Dataset excerpts:
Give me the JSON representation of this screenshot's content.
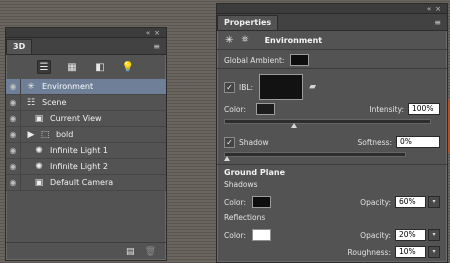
{
  "panel3d": {
    "tab_label": "3D",
    "layers": [
      {
        "label": "Environment",
        "icon": "environment-icon",
        "eye": true,
        "selected": true
      },
      {
        "label": "Scene",
        "icon": "scene-icon",
        "eye": true
      },
      {
        "label": "Current View",
        "icon": "camera-icon",
        "eye": true
      },
      {
        "label": "bold",
        "icon": "mesh-icon",
        "eye": true
      },
      {
        "label": "Infinite Light 1",
        "icon": "light-icon",
        "eye": true
      },
      {
        "label": "Infinite Light 2",
        "icon": "light-icon",
        "eye": true
      },
      {
        "label": "Default Camera",
        "icon": "camera-icon",
        "eye": true
      }
    ]
  },
  "properties": {
    "tab_label": "Properties",
    "header": "Environment",
    "global_ambient_label": "Global Ambient:",
    "ibl_label": "IBL:",
    "color_label": "Color:",
    "intensity_label": "Intensity:",
    "intensity_value": "100%",
    "shadow_label": "Shadow",
    "softness_label": "Softness:",
    "softness_value": "0%",
    "ground_plane_label": "Ground Plane",
    "shadows_label": "Shadows",
    "shadows_color_label": "Color:",
    "shadows_opacity_label": "Opacity:",
    "shadows_opacity_value": "60%",
    "reflections_label": "Reflections",
    "reflections_color_label": "Color:",
    "reflections_opacity_label": "Opacity:",
    "reflections_opacity_value": "20%",
    "roughness_label": "Roughness:",
    "roughness_value": "10%"
  }
}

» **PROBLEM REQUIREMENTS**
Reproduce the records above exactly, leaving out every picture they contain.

» **ANSWER BOX**
Give me the JSON representation of this screenshot's content.
{
  "panel3d": {
    "tab_label": "3D",
    "layers": [
      {
        "label": "Environment",
        "icon": "environment-icon",
        "eye": true,
        "selected": true
      },
      {
        "label": "Scene",
        "icon": "scene-icon",
        "eye": true
      },
      {
        "label": "Current View",
        "icon": "camera-icon",
        "eye": true
      },
      {
        "label": "bold",
        "icon": "mesh-icon",
        "eye": true
      },
      {
        "label": "Infinite Light 1",
        "icon": "light-icon",
        "eye": true
      },
      {
        "label": "Infinite Light 2",
        "icon": "light-icon",
        "eye": true
      },
      {
        "label": "Default Camera",
        "icon": "camera-icon",
        "eye": true
      }
    ]
  },
  "properties": {
    "tab_label": "Properties",
    "header": "Environment",
    "global_ambient_label": "Global Ambient:",
    "ibl_label": "IBL:",
    "color_label": "Color:",
    "intensity_label": "Intensity:",
    "intensity_value": "100%",
    "shadow_label": "Shadow",
    "softness_label": "Softness:",
    "softness_value": "0%",
    "ground_plane_label": "Ground Plane",
    "shadows_label": "Shadows",
    "shadows_color_label": "Color:",
    "shadows_opacity_label": "Opacity:",
    "shadows_opacity_value": "60%",
    "reflections_label": "Reflections",
    "reflections_color_label": "Color:",
    "reflections_opacity_label": "Opacity:",
    "reflections_opacity_value": "20%",
    "roughness_label": "Roughness:",
    "roughness_value": "10%"
  }
}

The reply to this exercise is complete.